Gramophone Editor's Choice & DVD of the Month

Menotti's 1947 curtain-raiser about the girl who can't be torn away from the telephone makes an ideal opera for television. While soprano Carole Farley as Lucy gets three incoming calls -each presented as an aria- Russell Smyth as Ben tries to propose marriage. In the end, the only way he can get her attention is to go to the local diner and call her on a pay-phone. His look of bewildered exasperation as she gabbles on with her friends now seems very up-to-date. Who has not witnessed similar scenes, one half of a duo twiddling their thumbs as their partner natters on a mobile? The setting for Poulenc's monodrama is very well-detailed, suggesting the emptiness of the woman's life, the bottle of pills on the table, the bathroom door ajar. Sound and picture are excellent; José Serebrier and the SCO enter into all the light-heartedness of the Menotti, and hold back until the big orchestral climaxes in the Poulenc. I doubt if a better version of The Telephone will ever come along.

Patrick O'Connor / Gramophone


VAI has combined two "telephone operas", one a comedy, one a tragedy, into a winning package. Poulenc's monodrama is almost impossible to effectively stage and for the audience to fully appreciate in a theater, so delicate, so intimate is the opera. Filming the opera as a movie rather than filming a stage production provides the perfect way to see the opera. Within the first few seconds of the opera the visuals define the situation: love and death. By concentration on The Woman's face with the aid of the English subtitles one can become deeply involved with the drama. The camera rarely leaves The Woman's face. Carole Farley is stunning in the role. Her body language and specifically her facial acting are thoroughly human, emotionally gripping. The viewer can practically read The Woman's mind. Farley is excellently supported by Serebrier--a first-class collaborative effort.
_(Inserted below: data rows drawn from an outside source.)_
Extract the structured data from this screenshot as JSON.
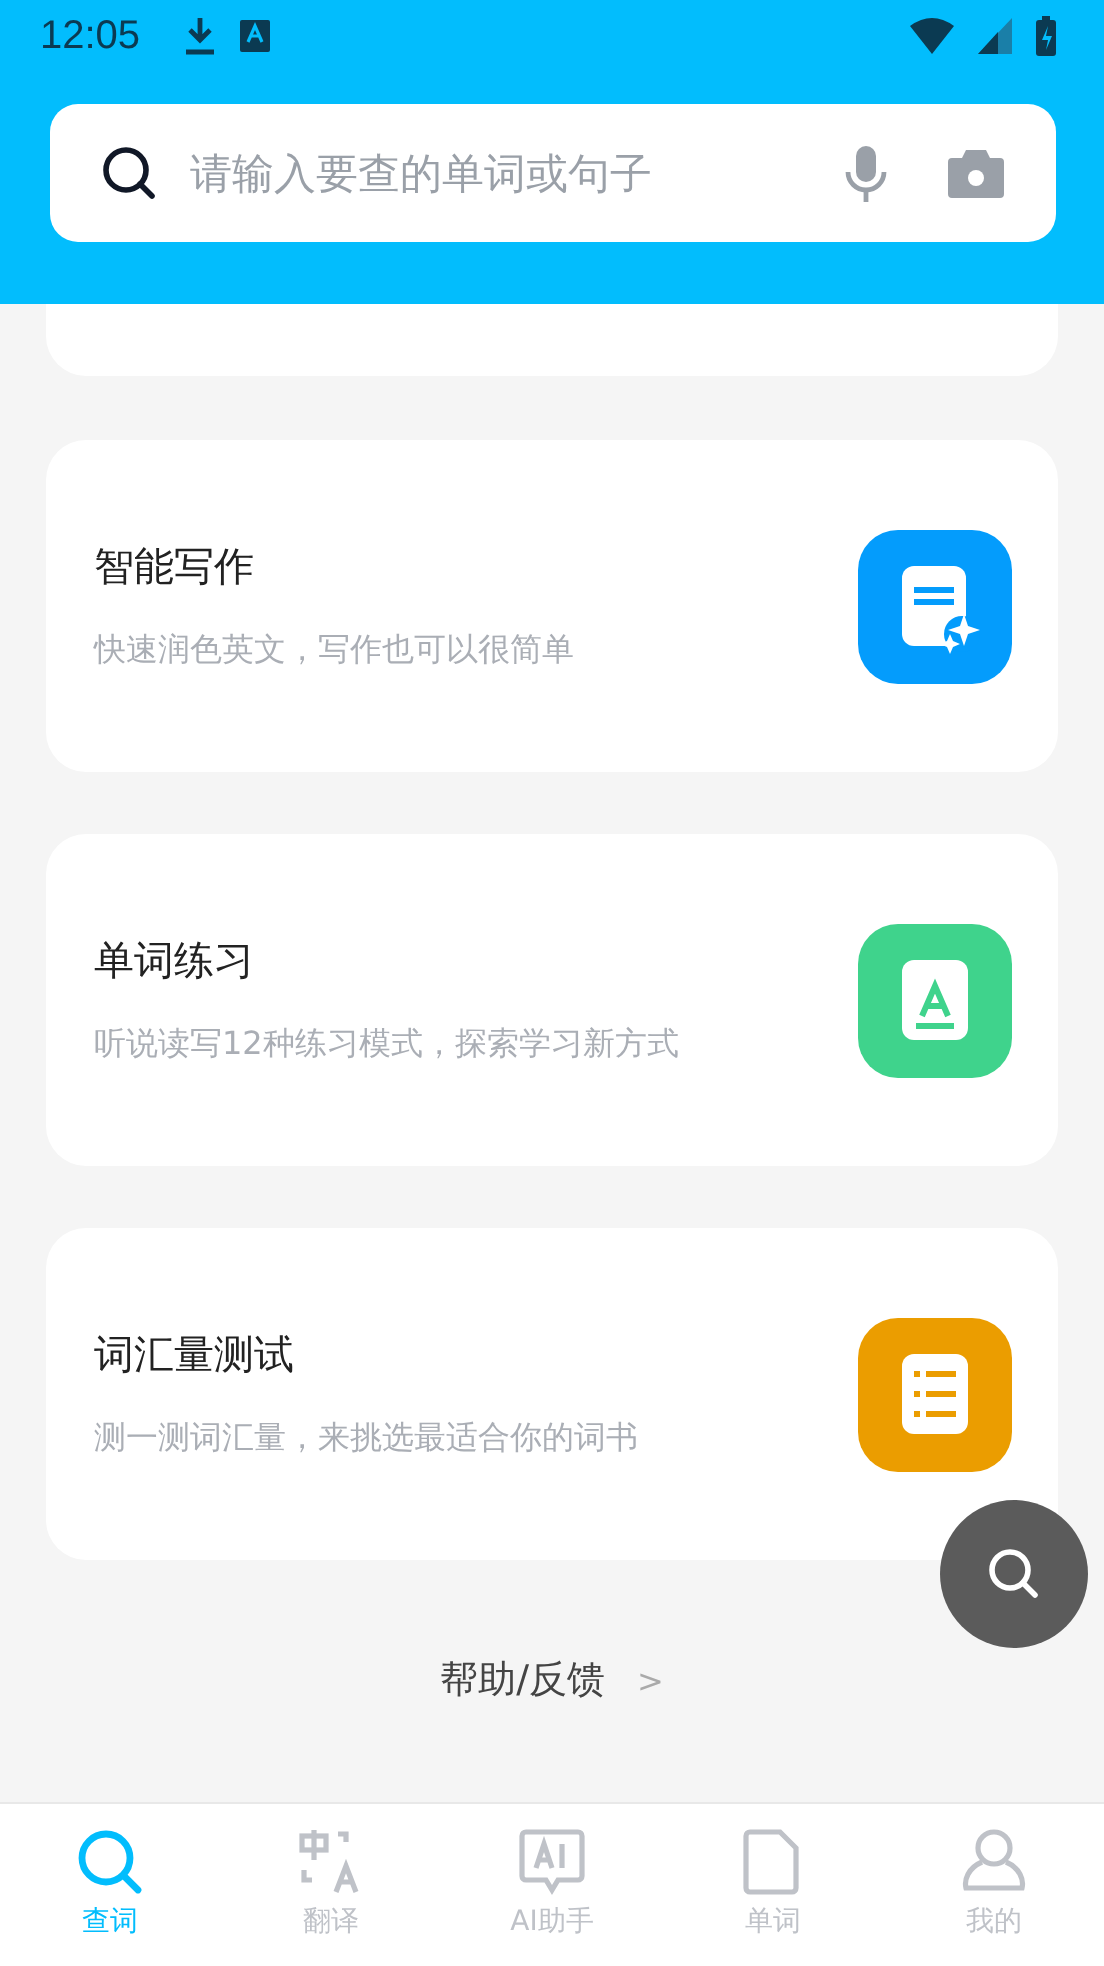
{
  "status_bar": {
    "time": "12:05"
  },
  "search": {
    "placeholder": "请输入要查的单词或句子"
  },
  "cards": [
    {
      "kind": "write",
      "title": "智能写作",
      "subtitle": "快速润色英文，写作也可以很简单",
      "color": "#049cfc"
    },
    {
      "kind": "practice",
      "title": "单词练习",
      "subtitle": "听说读写12种练习模式，探索学习新方式",
      "color": "#3fd38c"
    },
    {
      "kind": "test",
      "title": "词汇量测试",
      "subtitle": "测一测词汇量，来挑选最适合你的词书",
      "color": "#eb9d00"
    }
  ],
  "help": {
    "label": "帮助/反馈",
    "arrow": ">"
  },
  "tabs": [
    {
      "kind": "search",
      "label": "查词",
      "selected": true
    },
    {
      "kind": "translate",
      "label": "翻译",
      "selected": false
    },
    {
      "kind": "ai",
      "label": "AI助手",
      "selected": false
    },
    {
      "kind": "words",
      "label": "单词",
      "selected": false
    },
    {
      "kind": "me",
      "label": "我的",
      "selected": false
    }
  ]
}
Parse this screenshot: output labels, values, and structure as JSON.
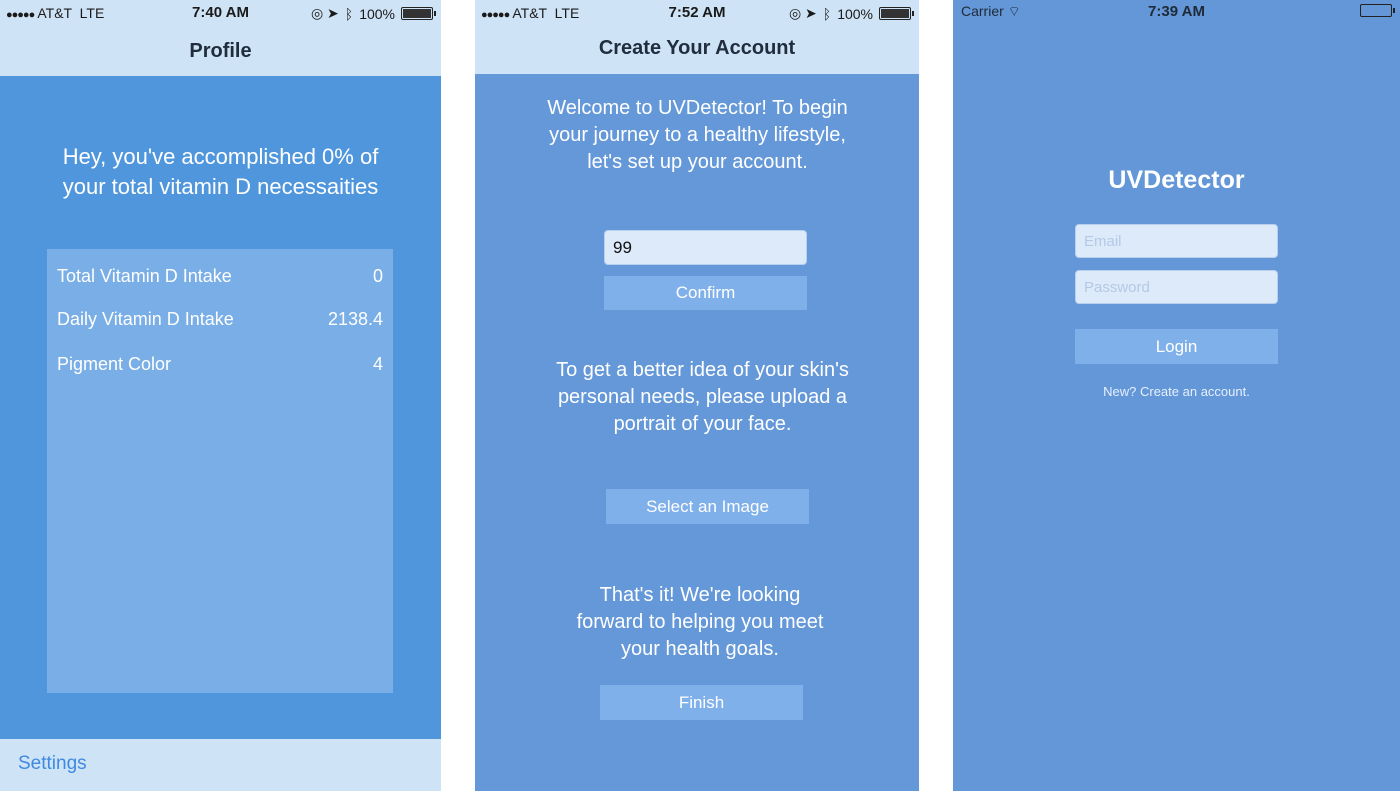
{
  "screens": {
    "profile": {
      "status": {
        "carrier": "AT&T",
        "network": "LTE",
        "time": "7:40 AM",
        "battery": "100%"
      },
      "nav_title": "Profile",
      "message": "Hey, you've accomplished 0% of your total vitamin D necessaities",
      "stats": [
        {
          "label": "Total Vitamin D Intake",
          "value": "0"
        },
        {
          "label": "Daily Vitamin D Intake",
          "value": "2138.4"
        },
        {
          "label": "Pigment Color",
          "value": "4"
        }
      ],
      "tab_label": "Settings"
    },
    "create_account": {
      "status": {
        "carrier": "AT&T",
        "network": "LTE",
        "time": "7:52 AM",
        "battery": "100%"
      },
      "nav_title": "Create Your Account",
      "welcome": "Welcome to UVDetector! To begin your journey to a healthy lifestyle, let's set up your account.",
      "input_value": "99",
      "confirm_label": "Confirm",
      "portrait_text": "To get a better idea of your skin's personal needs, please upload a portrait of your face.",
      "select_image_label": "Select an Image",
      "finish_text": "That's it! We're looking forward to helping you meet your health goals.",
      "finish_label": "Finish"
    },
    "login": {
      "status": {
        "carrier": "Carrier",
        "time": "7:39 AM"
      },
      "app_title": "UVDetector",
      "email_placeholder": "Email",
      "password_placeholder": "Password",
      "login_label": "Login",
      "create_link": "New? Create an account."
    }
  },
  "colors": {
    "profile_bg": "#5096dd",
    "account_bg": "#6498d8",
    "login_bg": "#6397d7",
    "navbar": "#cfe3f6",
    "button": "#7fb0ea",
    "link_blue": "#3f8ae0"
  }
}
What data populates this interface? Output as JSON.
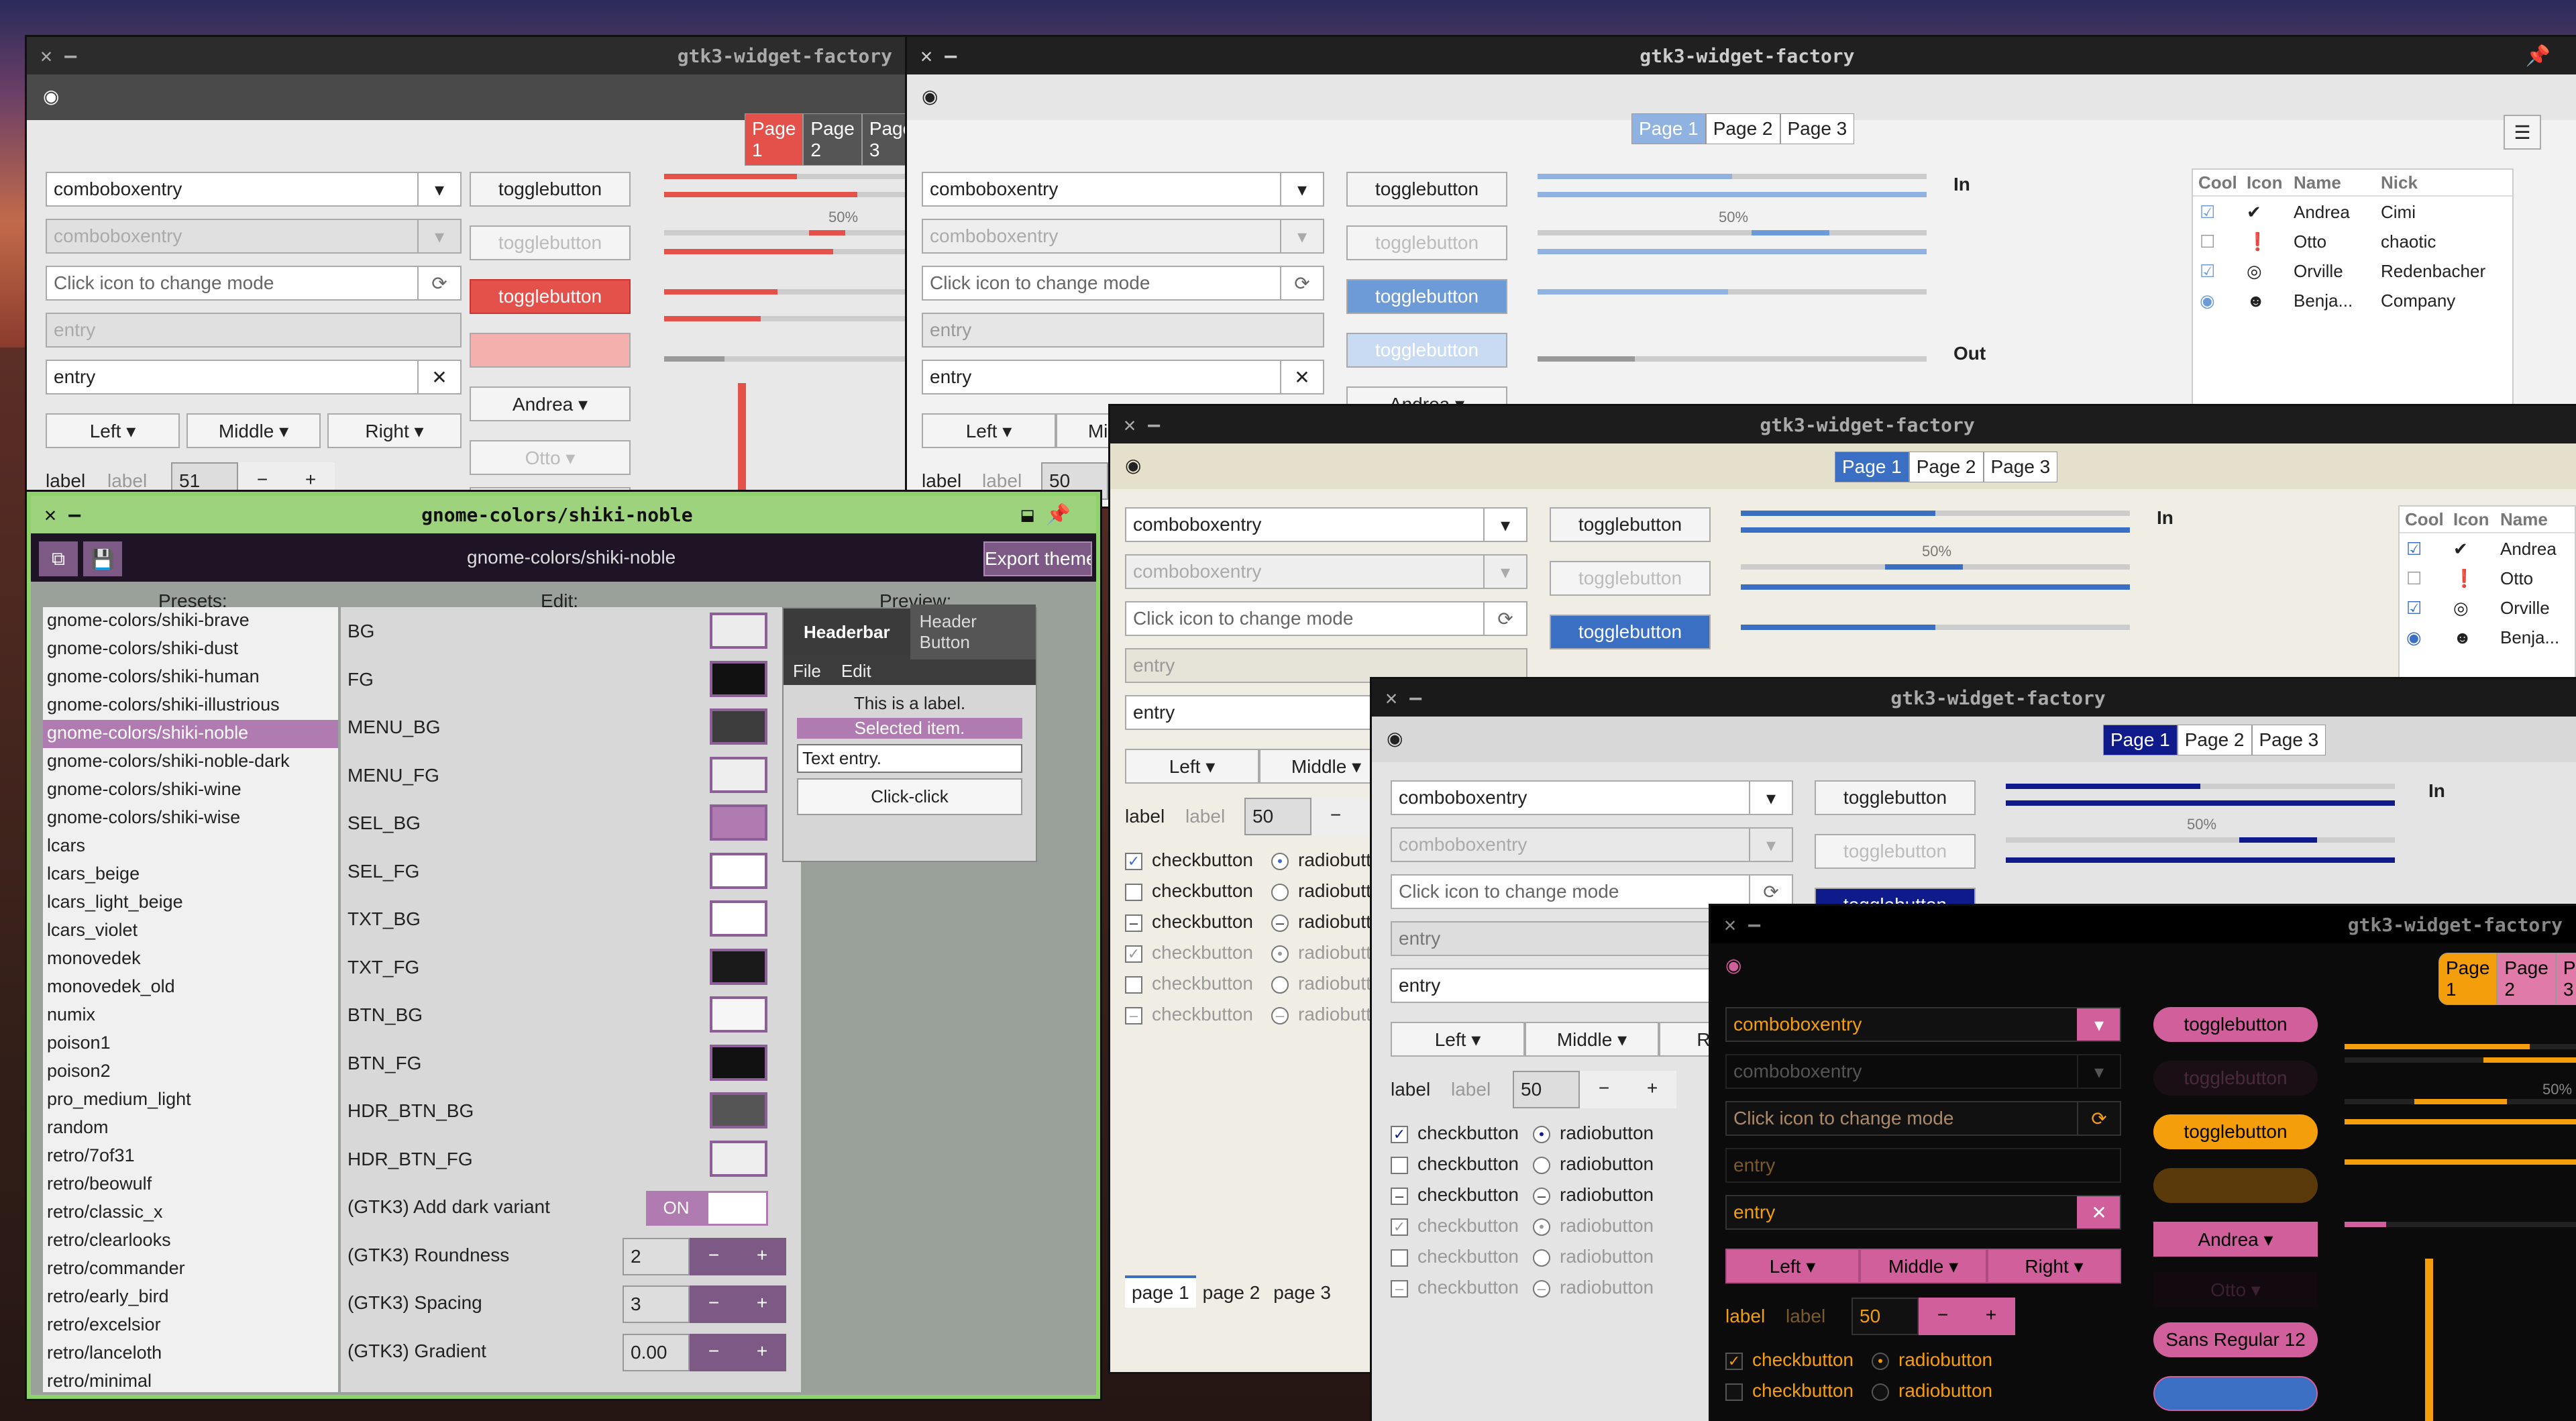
{
  "title_factory": "gtk3-widget-factory",
  "title_theme": "gnome-colors/shiki-noble",
  "tabs": [
    "Page 1",
    "Page 2",
    "Page 3"
  ],
  "combo": "comboboxentry",
  "entry_icon": "Click icon to change mode",
  "entry": "entry",
  "seg": [
    "Left",
    "Middle",
    "Right"
  ],
  "label": "label",
  "spin_a": "51",
  "spin_b": "50",
  "toggle": "togglebutton",
  "andrea": "Andrea",
  "otto": "Otto",
  "font": "Sans Regular",
  "font_size": "12",
  "checkbutton": "checkbutton",
  "radiobutton": "radiobutton",
  "pct": "50%",
  "in": "In",
  "out": "Out",
  "tree": {
    "cols": [
      "Cool",
      "Icon",
      "Name",
      "Nick"
    ],
    "rows": [
      {
        "name": "Andrea",
        "nick": "Cimi",
        "icon": "check-icon"
      },
      {
        "name": "Otto",
        "nick": "chaotic",
        "icon": "alert-icon"
      },
      {
        "name": "Orville",
        "nick": "Redenbacher",
        "icon": "ring-icon"
      },
      {
        "name": "Benja...",
        "nick": "Company",
        "icon": "person-icon"
      }
    ]
  },
  "pages_bottom": [
    "page 1",
    "page 2",
    "page 3"
  ],
  "editor": {
    "title": "gnome-colors/shiki-noble",
    "export": "Export theme",
    "presets_label": "Presets:",
    "edit_label": "Edit:",
    "preview_label": "Preview:",
    "presets": [
      "gnome-colors/shiki-brave",
      "gnome-colors/shiki-dust",
      "gnome-colors/shiki-human",
      "gnome-colors/shiki-illustrious",
      "gnome-colors/shiki-noble",
      "gnome-colors/shiki-noble-dark",
      "gnome-colors/shiki-wine",
      "gnome-colors/shiki-wise",
      "lcars",
      "lcars_beige",
      "lcars_light_beige",
      "lcars_violet",
      "monovedek",
      "monovedek_old",
      "numix",
      "poison1",
      "poison2",
      "pro_medium_light",
      "random",
      "retro/7of31",
      "retro/beowulf",
      "retro/classic_x",
      "retro/clearlooks",
      "retro/commander",
      "retro/early_bird",
      "retro/excelsior",
      "retro/lanceloth",
      "retro/minimal"
    ],
    "selected_index": 4,
    "fields": [
      {
        "name": "BG",
        "color": "#ececec"
      },
      {
        "name": "FG",
        "color": "#111111"
      },
      {
        "name": "MENU_BG",
        "color": "#3c3c3c"
      },
      {
        "name": "MENU_FG",
        "color": "#eeeeee"
      },
      {
        "name": "SEL_BG",
        "color": "#b07bb0"
      },
      {
        "name": "SEL_FG",
        "color": "#ffffff"
      },
      {
        "name": "TXT_BG",
        "color": "#ffffff"
      },
      {
        "name": "TXT_FG",
        "color": "#1a1a1a"
      },
      {
        "name": "BTN_BG",
        "color": "#f6f6f6"
      },
      {
        "name": "BTN_FG",
        "color": "#111111"
      },
      {
        "name": "HDR_BTN_BG",
        "color": "#555555"
      },
      {
        "name": "HDR_BTN_FG",
        "color": "#eeeeee"
      }
    ],
    "dark_label": "(GTK3) Add dark variant",
    "dark_state": "ON",
    "roundness_label": "(GTK3) Roundness",
    "roundness": "2",
    "spacing_label": "(GTK3) Spacing",
    "spacing": "3",
    "gradient_label": "(GTK3) Gradient",
    "gradient": "0.00",
    "preview": {
      "headerbar": "Headerbar",
      "header_button": "Header Button",
      "menu": [
        "File",
        "Edit"
      ],
      "label": "This is a label.",
      "selected": "Selected item.",
      "entry": "Text entry.",
      "button": "Click-click"
    }
  }
}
Menotti's two- person comedy is also difficult to stage and appreciate in a theater. Here again, film is the perfect solution. Here one can easily sense the sunny, happy ambiance. Here too, Farley is magnificent. Topped with a crown of blond hair and wearing a gaudy dressing gown she careens through the setting, pacing back and forth, appropriately grabbing everything in sight, a busy-body in her own home. She sings every bit as well as in the Poulenc, with phenomenally clear diction. Serebrier again is right on with the accompaniment.

An outstanding production all around.

Charles PARSONS September / October 2006